Tattoo Artist’s Work Draws Global Accolades
By JEFF KAUFFMAN
The Daily Times of Salisbury
FENWICK ISLAND, Md. (AP) — Once considered a radical branding that would make a parent cringe at the sight, tattoo prevalence has grown tremendously through the years.
Since gaining in popularity and relative social acceptance, tattoos have turned to more of an approachable form of self-expression than a violation to the skin.
Although he claims his craft is continuously being honed, many customers will testify that artist Todd “Noble” Holloway has mastered it.
The Salisbury native and graphic design graduate from University of Maryland Baltimore County has been tattooing for more than 20 years.
“I did my first tattoo on a friend in Seattle in 1992,” he said. “I decided to move back to the area here and started an impromptu apprenticeship that lasted for about six months.
“I didn’t really know the realm of tattooing until I started, but once I really got into, it I found that it’s all-encompassing, and from there I focused on how to get better at it and continuously hone my skill,” Holloway said.
In 1997, he opened a tattoo parlor of his own, Independent Tattoo located in Selbyville, where he worked until he sold his portion of the business in 2007, he said.
From there, Holloway opened Black Cobra Tattoo in Salisbury, which he still owns today with a few close friends and fellow tattoo artists.
His most recent business venture came in 2010 when he opened the doors to Right Coast Tattoo in Fenwick Island.
Throughout the years, Holloway’s notoriety has grown much bigger than he ever expected.
“I had no idea you could reach that kind of level of notoriety in tattooing,” he said. “It was never a goal.”
However, he said, the success came with hard work and, just like any craft, there’s no shortcut to getting good at it.
Holloway’s popularity continues to grow past the local and even national levels, with customers traveling from cities along the Eastern Seaboard, California and even parts of Europe.
Recently, Holloway headed to international tattoo conventions in Belgium and Paris. In the past, he’s visited Denmark, Germany, Spain, England, Switzerland and Italy for both projects and expos.

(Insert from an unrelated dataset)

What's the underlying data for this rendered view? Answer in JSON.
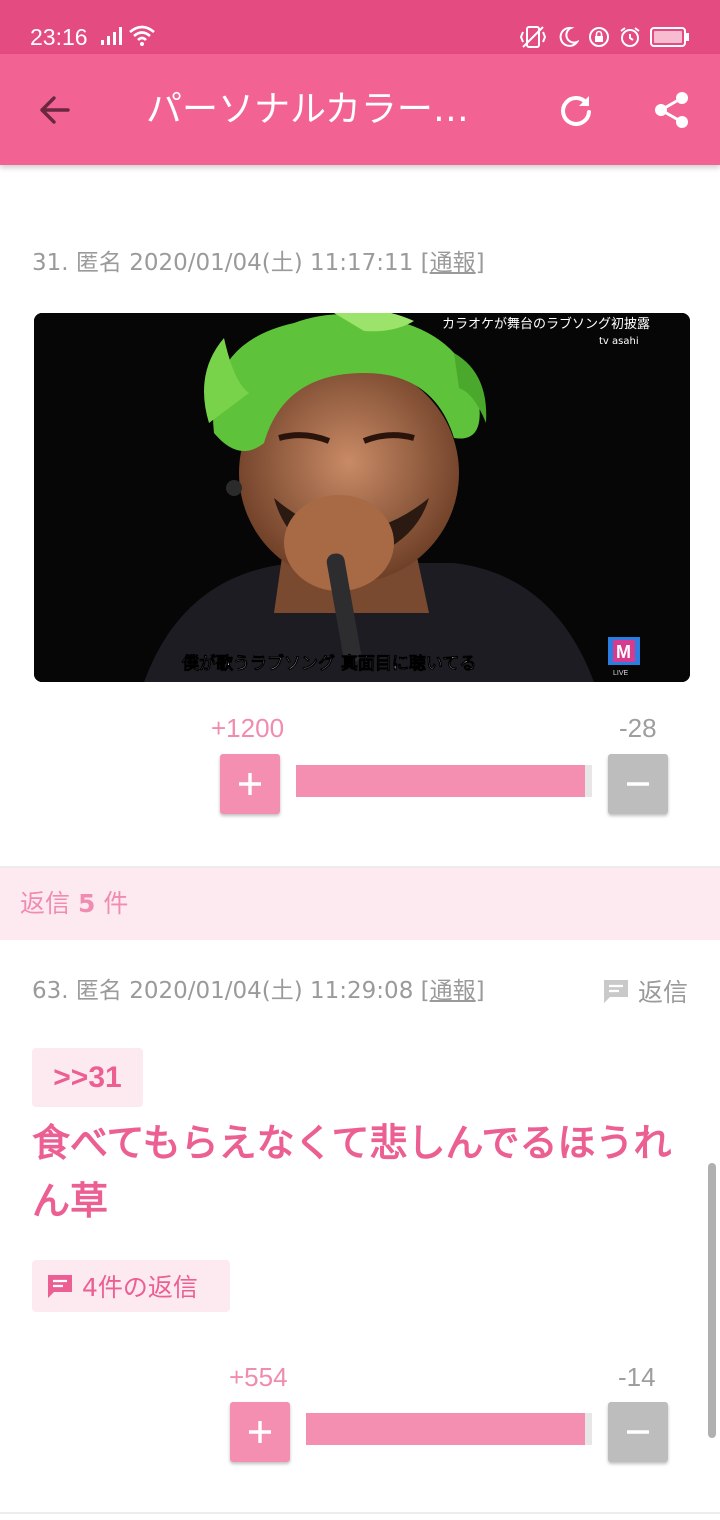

Delaware resident and fishing aficionado Phill Blush chose to work with Holloway for a nautical-inspired full sleeve tattoo on his right arm, which is nearly complete and should be finished by early summer.
Blush drew inspiration from his grandfather’s tales of time spent in the Navy, accompanied by photographs of sailors covered in tattoos.
“I fell in love with the old style of thick lines and deep, bright colors,” he said. “I was hooked on the art at a young age and finally started getting my own last year thanks to Todd.”
“I went with him because of his sheer skill, knowledge and experience with traditional tattoo styles,” Blush said. “He also has a way with planning where certain tattoos should go and what will work best with specific artwork.”
Holloway said he draws interest from an array of artists in multiple types of mediums.
“Whether it be a comic book artist, illustration artist, oil paintings — whatever triggers my interest, that’s usually what I draw,” he said.
Along with Holloway, Right Coast Tattoo offers the skill of Jeff Brown and Sean C. Rhodes.
Information from: The Daily Times of Salisbury, Md., http://www.delmarvanow.com/
(Copyright 2013 by The Associated Press. All Rights Reserved.)